**DATA SECTION**
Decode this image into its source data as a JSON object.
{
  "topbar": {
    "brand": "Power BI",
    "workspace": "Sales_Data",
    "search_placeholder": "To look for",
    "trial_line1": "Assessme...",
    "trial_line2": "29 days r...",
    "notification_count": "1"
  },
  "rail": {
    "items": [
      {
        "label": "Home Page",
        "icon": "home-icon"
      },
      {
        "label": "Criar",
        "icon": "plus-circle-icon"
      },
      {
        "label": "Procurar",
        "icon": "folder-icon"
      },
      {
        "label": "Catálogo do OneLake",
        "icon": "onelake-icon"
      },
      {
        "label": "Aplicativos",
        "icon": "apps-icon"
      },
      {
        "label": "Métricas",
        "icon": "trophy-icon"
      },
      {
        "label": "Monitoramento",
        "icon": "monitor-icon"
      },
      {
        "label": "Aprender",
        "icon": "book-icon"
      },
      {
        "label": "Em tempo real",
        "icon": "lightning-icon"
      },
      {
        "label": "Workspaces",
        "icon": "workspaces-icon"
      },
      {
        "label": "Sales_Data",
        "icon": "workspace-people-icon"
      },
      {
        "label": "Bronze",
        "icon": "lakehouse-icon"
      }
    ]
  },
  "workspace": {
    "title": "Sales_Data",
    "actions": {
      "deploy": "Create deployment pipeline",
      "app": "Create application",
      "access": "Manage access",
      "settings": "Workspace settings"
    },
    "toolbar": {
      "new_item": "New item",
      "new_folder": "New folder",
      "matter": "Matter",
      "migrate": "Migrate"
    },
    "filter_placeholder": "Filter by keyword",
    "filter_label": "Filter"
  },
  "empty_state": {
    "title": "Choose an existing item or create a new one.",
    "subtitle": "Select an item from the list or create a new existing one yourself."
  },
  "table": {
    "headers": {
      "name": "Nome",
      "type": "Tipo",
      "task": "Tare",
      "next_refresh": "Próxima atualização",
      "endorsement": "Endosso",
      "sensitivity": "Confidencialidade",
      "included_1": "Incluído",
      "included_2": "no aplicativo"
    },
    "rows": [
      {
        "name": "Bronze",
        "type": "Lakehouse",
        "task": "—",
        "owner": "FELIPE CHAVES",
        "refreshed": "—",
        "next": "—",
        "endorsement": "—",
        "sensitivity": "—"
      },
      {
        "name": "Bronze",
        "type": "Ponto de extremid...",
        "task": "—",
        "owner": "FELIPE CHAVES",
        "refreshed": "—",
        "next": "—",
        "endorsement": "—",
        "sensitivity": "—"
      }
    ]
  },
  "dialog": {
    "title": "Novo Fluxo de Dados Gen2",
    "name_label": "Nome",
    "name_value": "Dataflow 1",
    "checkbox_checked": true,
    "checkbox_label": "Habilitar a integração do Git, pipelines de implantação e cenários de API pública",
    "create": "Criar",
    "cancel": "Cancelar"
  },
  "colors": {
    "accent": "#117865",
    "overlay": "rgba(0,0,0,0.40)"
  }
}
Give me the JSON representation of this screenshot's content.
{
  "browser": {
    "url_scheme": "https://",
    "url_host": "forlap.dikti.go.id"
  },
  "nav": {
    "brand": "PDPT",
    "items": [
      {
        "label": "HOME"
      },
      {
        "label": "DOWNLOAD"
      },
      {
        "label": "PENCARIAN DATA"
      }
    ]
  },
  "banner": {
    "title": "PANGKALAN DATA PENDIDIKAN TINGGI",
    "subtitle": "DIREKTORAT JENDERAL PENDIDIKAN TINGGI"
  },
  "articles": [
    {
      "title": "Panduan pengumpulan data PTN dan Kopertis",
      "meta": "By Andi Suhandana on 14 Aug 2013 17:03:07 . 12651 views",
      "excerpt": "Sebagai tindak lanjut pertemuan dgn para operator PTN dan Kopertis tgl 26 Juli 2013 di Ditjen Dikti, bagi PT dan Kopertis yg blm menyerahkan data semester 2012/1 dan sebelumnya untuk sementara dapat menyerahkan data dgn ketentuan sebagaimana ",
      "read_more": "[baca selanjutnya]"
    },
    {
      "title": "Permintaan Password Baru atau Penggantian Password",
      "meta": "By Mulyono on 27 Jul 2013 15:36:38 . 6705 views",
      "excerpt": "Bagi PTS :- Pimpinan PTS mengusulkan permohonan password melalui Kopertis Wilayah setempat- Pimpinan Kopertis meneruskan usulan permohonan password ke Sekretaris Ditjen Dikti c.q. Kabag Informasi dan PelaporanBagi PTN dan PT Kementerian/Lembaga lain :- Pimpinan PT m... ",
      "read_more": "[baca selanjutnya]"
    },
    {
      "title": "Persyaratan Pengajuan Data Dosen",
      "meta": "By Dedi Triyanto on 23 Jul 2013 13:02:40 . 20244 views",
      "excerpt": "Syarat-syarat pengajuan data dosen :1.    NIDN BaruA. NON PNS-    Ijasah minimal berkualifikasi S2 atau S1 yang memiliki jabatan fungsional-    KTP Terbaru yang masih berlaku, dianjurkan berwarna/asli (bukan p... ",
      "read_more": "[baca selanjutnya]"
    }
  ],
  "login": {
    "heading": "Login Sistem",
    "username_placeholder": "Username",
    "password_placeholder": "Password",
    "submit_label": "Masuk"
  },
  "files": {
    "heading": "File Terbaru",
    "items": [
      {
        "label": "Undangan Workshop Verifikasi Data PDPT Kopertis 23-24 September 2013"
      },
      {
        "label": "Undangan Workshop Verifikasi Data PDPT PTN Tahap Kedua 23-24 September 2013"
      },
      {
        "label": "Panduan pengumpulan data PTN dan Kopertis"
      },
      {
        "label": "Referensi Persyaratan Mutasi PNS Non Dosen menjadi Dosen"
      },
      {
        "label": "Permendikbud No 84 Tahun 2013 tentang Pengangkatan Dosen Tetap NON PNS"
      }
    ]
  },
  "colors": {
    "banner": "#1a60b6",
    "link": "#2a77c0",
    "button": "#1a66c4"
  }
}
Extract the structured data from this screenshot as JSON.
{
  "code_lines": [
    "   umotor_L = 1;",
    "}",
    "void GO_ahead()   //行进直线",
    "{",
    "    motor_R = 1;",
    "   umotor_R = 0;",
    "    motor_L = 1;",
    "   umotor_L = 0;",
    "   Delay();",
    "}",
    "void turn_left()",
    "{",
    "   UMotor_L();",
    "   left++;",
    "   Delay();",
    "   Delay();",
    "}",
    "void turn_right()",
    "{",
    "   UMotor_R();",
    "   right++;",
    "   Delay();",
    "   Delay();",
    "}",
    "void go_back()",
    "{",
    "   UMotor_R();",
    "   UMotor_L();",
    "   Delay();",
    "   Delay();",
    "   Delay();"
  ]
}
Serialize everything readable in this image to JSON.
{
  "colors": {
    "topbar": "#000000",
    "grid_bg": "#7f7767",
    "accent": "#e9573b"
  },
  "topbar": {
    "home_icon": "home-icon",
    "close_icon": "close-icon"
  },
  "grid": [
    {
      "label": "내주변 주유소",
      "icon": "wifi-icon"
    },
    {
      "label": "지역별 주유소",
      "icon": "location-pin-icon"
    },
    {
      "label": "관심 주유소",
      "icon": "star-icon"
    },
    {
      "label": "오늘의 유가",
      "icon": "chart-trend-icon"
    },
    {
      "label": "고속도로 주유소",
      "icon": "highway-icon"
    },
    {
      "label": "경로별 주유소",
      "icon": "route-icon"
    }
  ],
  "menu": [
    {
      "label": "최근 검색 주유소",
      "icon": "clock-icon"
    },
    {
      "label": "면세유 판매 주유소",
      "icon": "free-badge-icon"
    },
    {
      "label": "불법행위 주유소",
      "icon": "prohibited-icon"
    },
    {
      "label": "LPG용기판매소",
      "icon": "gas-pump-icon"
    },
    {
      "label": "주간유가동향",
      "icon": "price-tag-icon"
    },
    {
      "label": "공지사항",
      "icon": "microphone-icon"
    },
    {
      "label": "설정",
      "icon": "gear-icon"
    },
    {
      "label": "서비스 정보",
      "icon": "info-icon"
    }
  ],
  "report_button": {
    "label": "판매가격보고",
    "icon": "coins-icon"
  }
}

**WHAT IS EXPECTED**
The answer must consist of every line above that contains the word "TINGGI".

**SOLVED PROBLEM**
    "title": "PANGKALAN DATA PENDIDIKAN TINGGI",
    "subtitle": "DIREKTORAT JENDERAL PENDIDIKAN TINGGI"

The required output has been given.